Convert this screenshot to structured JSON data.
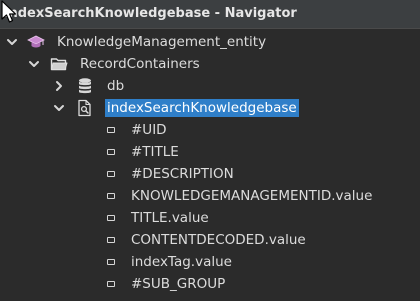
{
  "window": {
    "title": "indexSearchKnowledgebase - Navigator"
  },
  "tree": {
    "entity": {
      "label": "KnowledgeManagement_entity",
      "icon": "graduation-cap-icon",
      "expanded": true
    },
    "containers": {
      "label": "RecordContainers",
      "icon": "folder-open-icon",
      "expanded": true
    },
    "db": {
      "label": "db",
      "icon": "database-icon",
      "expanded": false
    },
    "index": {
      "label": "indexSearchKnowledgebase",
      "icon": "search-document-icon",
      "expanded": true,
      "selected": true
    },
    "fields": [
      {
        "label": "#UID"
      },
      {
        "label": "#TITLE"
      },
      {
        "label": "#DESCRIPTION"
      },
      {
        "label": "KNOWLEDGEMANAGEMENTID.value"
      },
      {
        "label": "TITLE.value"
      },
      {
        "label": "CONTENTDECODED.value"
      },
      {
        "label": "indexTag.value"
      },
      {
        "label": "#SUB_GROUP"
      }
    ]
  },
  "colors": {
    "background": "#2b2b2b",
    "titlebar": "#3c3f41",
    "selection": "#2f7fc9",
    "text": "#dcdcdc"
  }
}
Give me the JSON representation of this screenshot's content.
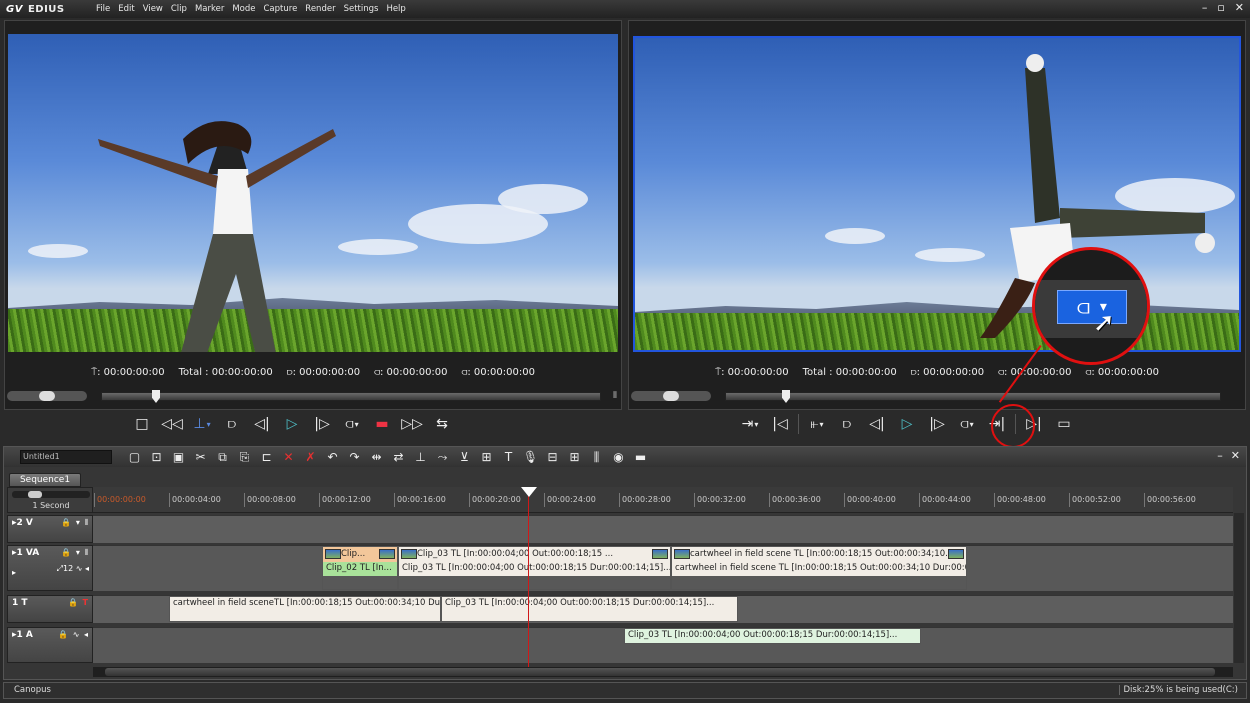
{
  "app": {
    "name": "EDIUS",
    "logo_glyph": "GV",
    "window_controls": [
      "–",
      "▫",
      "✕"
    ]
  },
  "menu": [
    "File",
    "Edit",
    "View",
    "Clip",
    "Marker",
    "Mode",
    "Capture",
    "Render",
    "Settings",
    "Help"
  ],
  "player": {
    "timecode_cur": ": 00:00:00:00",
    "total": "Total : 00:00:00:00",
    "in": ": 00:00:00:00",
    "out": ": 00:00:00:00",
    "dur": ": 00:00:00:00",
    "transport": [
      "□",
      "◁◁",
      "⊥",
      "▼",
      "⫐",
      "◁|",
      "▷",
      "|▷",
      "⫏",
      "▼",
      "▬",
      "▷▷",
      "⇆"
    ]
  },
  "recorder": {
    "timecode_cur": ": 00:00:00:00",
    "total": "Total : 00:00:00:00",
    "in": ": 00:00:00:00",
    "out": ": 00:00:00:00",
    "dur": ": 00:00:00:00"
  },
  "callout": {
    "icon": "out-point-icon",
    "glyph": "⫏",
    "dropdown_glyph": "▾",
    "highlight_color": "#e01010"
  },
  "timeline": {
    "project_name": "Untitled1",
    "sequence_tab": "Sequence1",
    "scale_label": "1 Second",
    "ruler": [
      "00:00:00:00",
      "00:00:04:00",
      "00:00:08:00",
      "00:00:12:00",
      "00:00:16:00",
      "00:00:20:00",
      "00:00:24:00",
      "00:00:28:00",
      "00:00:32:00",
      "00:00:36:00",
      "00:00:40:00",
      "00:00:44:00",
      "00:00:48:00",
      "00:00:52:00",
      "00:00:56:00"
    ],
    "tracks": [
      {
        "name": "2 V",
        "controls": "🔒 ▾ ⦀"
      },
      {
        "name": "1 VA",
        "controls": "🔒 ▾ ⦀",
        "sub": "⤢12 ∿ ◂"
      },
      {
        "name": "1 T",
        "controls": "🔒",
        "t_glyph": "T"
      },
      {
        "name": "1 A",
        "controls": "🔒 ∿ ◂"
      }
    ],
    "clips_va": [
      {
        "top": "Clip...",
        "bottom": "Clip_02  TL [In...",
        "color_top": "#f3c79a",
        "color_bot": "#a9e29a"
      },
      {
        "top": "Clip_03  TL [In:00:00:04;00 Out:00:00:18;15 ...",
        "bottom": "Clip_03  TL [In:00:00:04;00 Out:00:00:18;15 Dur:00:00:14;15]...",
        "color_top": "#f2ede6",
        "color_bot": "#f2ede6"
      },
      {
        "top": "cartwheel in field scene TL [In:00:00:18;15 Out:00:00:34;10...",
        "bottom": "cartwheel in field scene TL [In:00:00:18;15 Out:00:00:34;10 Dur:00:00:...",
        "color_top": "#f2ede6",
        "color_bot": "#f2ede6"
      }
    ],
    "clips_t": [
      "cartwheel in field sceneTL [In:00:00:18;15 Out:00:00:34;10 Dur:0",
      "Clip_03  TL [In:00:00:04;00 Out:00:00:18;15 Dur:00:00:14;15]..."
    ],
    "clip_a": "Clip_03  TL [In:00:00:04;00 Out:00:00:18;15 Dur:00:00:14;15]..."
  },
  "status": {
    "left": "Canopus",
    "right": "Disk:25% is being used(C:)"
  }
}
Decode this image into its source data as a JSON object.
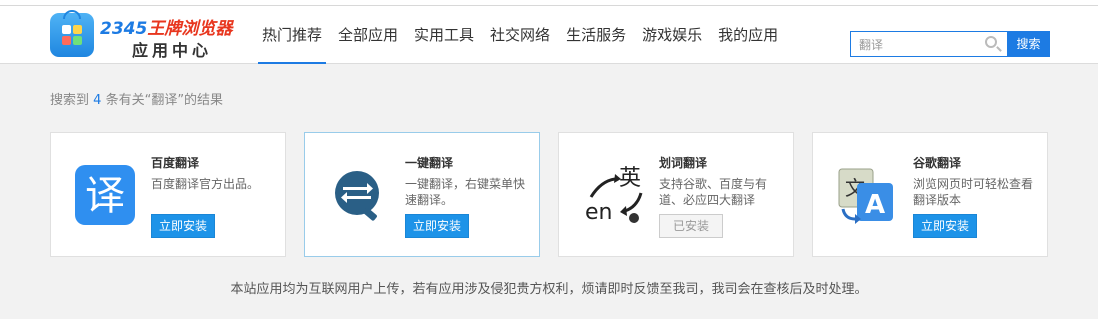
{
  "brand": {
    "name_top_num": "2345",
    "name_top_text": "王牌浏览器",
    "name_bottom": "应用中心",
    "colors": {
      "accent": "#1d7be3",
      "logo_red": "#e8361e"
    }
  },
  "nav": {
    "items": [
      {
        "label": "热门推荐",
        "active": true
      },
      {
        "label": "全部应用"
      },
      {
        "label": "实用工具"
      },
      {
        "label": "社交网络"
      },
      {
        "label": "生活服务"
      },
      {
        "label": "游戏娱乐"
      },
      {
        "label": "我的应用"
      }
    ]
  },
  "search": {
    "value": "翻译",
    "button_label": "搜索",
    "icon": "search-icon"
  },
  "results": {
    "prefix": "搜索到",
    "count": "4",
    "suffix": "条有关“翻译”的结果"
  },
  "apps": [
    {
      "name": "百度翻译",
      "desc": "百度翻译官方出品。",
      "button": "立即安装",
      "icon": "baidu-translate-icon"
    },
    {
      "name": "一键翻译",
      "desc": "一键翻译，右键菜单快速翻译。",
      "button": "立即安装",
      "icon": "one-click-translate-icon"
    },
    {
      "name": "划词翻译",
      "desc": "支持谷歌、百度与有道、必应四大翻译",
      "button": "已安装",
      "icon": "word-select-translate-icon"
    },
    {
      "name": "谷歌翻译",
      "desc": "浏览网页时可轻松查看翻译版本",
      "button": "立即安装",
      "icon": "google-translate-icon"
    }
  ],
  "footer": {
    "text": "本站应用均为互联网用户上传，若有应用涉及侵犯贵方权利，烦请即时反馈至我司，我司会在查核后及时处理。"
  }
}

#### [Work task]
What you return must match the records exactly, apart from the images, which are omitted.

#### [Written solution]
Convert this screenshot to structured JSON data.
{
  "window": {
    "title": "indexSearchKnowledgebase - Navigator"
  },
  "tree": {
    "entity": {
      "label": "KnowledgeManagement_entity",
      "icon": "graduation-cap-icon",
      "expanded": true
    },
    "containers": {
      "label": "RecordContainers",
      "icon": "folder-open-icon",
      "expanded": true
    },
    "db": {
      "label": "db",
      "icon": "database-icon",
      "expanded": false
    },
    "index": {
      "label": "indexSearchKnowledgebase",
      "icon": "search-document-icon",
      "expanded": true,
      "selected": true
    },
    "fields": [
      {
        "label": "#UID"
      },
      {
        "label": "#TITLE"
      },
      {
        "label": "#DESCRIPTION"
      },
      {
        "label": "KNOWLEDGEMANAGEMENTID.value"
      },
      {
        "label": "TITLE.value"
      },
      {
        "label": "CONTENTDECODED.value"
      },
      {
        "label": "indexTag.value"
      },
      {
        "label": "#SUB_GROUP"
      }
    ]
  },
  "colors": {
    "background": "#2b2b2b",
    "titlebar": "#3c3f41",
    "selection": "#2f7fc9",
    "text": "#dcdcdc"
  }
}
Give me the JSON representation of this screenshot's content.
{
  "app": {
    "name": "EDIUS",
    "logo_glyph": "GV",
    "window_controls": [
      "–",
      "▫",
      "✕"
    ]
  },
  "menu": [
    "File",
    "Edit",
    "View",
    "Clip",
    "Marker",
    "Mode",
    "Capture",
    "Render",
    "Settings",
    "Help"
  ],
  "player": {
    "timecode_cur": ": 00:00:00:00",
    "total": "Total : 00:00:00:00",
    "in": ": 00:00:00:00",
    "out": ": 00:00:00:00",
    "dur": ": 00:00:00:00",
    "transport": [
      "□",
      "◁◁",
      "⊥",
      "▼",
      "⫐",
      "◁|",
      "▷",
      "|▷",
      "⫏",
      "▼",
      "▬",
      "▷▷",
      "⇆"
    ]
  },
  "recorder": {
    "timecode_cur": ": 00:00:00:00",
    "total": "Total : 00:00:00:00",
    "in": ": 00:00:00:00",
    "out": ": 00:00:00:00",
    "dur": ": 00:00:00:00"
  },
  "callout": {
    "icon": "out-point-icon",
    "glyph": "⫏",
    "dropdown_glyph": "▾",
    "highlight_color": "#e01010"
  },
  "timeline": {
    "project_name": "Untitled1",
    "sequence_tab": "Sequence1",
    "scale_label": "1 Second",
    "ruler": [
      "00:00:00:00",
      "00:00:04:00",
      "00:00:08:00",
      "00:00:12:00",
      "00:00:16:00",
      "00:00:20:00",
      "00:00:24:00",
      "00:00:28:00",
      "00:00:32:00",
      "00:00:36:00",
      "00:00:40:00",
      "00:00:44:00",
      "00:00:48:00",
      "00:00:52:00",
      "00:00:56:00"
    ],
    "tracks": [
      {
        "name": "2 V",
        "controls": "🔒 ▾ ⦀"
      },
      {
        "name": "1 VA",
        "controls": "🔒 ▾ ⦀",
        "sub": "⤢12 ∿ ◂"
      },
      {
        "name": "1 T",
        "controls": "🔒",
        "t_glyph": "T"
      },
      {
        "name": "1 A",
        "controls": "🔒 ∿ ◂"
      }
    ],
    "clips_va": [
      {
        "top": "Clip...",
        "bottom": "Clip_02  TL [In...",
        "color_top": "#f3c79a",
        "color_bot": "#a9e29a"
      },
      {
        "top": "Clip_03  TL [In:00:00:04;00 Out:00:00:18;15 ...",
        "bottom": "Clip_03  TL [In:00:00:04;00 Out:00:00:18;15 Dur:00:00:14;15]...",
        "color_top": "#f2ede6",
        "color_bot": "#f2ede6"
      },
      {
        "top": "cartwheel in field scene TL [In:00:00:18;15 Out:00:00:34;10...",
        "bottom": "cartwheel in field scene TL [In:00:00:18;15 Out:00:00:34;10 Dur:00:00:...",
        "color_top": "#f2ede6",
        "color_bot": "#f2ede6"
      }
    ],
    "clips_t": [
      "cartwheel in field sceneTL [In:00:00:18;15 Out:00:00:34;10 Dur:0",
      "Clip_03  TL [In:00:00:04;00 Out:00:00:18;15 Dur:00:00:14;15]..."
    ],
    "clip_a": "Clip_03  TL [In:00:00:04;00 Out:00:00:18;15 Dur:00:00:14;15]..."
  },
  "status": {
    "left": "Canopus",
    "right": "Disk:25% is being used(C:)"
  }
}
Decode this image into its source data as a JSON object.
{
  "brand": {
    "name_top_num": "2345",
    "name_top_text": "王牌浏览器",
    "name_bottom": "应用中心",
    "colors": {
      "accent": "#1d7be3",
      "logo_red": "#e8361e"
    }
  },
  "nav": {
    "items": [
      {
        "label": "热门推荐",
        "active": true
      },
      {
        "label": "全部应用"
      },
      {
        "label": "实用工具"
      },
      {
        "label": "社交网络"
      },
      {
        "label": "生活服务"
      },
      {
        "label": "游戏娱乐"
      },
      {
        "label": "我的应用"
      }
    ]
  },
  "search": {
    "value": "翻译",
    "button_label": "搜索",
    "icon": "search-icon"
  },
  "results": {
    "prefix": "搜索到",
    "count": "4",
    "suffix": "条有关“翻译”的结果"
  },
  "apps": [
    {
      "name": "百度翻译",
      "desc": "百度翻译官方出品。",
      "button": "立即安装",
      "icon": "baidu-translate-icon"
    },
    {
      "name": "一键翻译",
      "desc": "一键翻译，右键菜单快速翻译。",
      "button": "立即安装",
      "icon": "one-click-translate-icon"
    },
    {
      "name": "划词翻译",
      "desc": "支持谷歌、百度与有道、必应四大翻译",
      "button": "已安装",
      "icon": "word-select-translate-icon"
    },
    {
      "name": "谷歌翻译",
      "desc": "浏览网页时可轻松查看翻译版本",
      "button": "立即安装",
      "icon": "google-translate-icon"
    }
  ],
  "footer": {
    "text": "本站应用均为互联网用户上传，若有应用涉及侵犯贵方权利，烦请即时反馈至我司，我司会在查核后及时处理。"
  }
}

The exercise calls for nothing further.